## Work to be completed
Search the listing below for "avatar". Copy each matching line.

-- Listed entries follows --

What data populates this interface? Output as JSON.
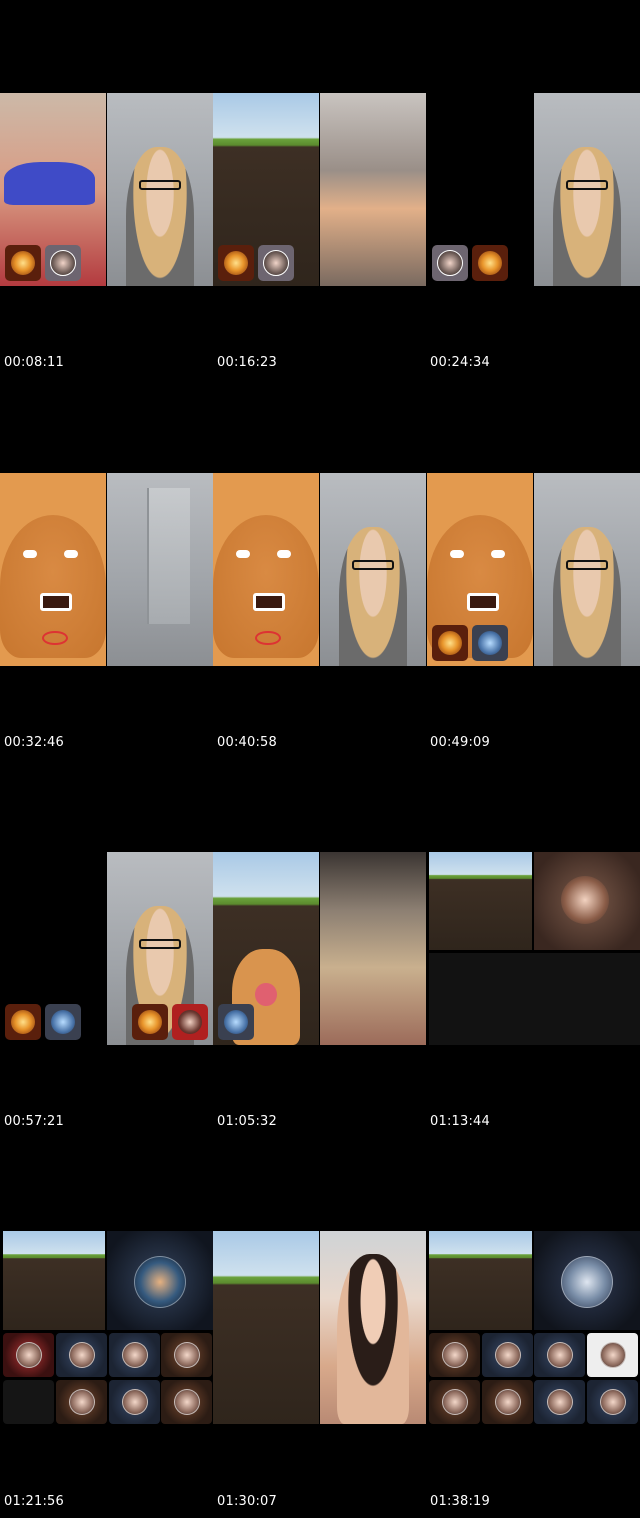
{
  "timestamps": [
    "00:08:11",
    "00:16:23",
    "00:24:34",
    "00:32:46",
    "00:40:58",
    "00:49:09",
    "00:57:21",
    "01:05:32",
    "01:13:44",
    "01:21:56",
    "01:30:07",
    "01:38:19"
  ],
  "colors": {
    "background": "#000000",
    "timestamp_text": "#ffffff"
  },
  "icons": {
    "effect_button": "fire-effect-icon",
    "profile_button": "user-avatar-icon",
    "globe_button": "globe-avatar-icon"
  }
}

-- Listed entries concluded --

## Task answer
    "profile_button": "user-avatar-icon",
    "globe_button": "globe-avatar-icon"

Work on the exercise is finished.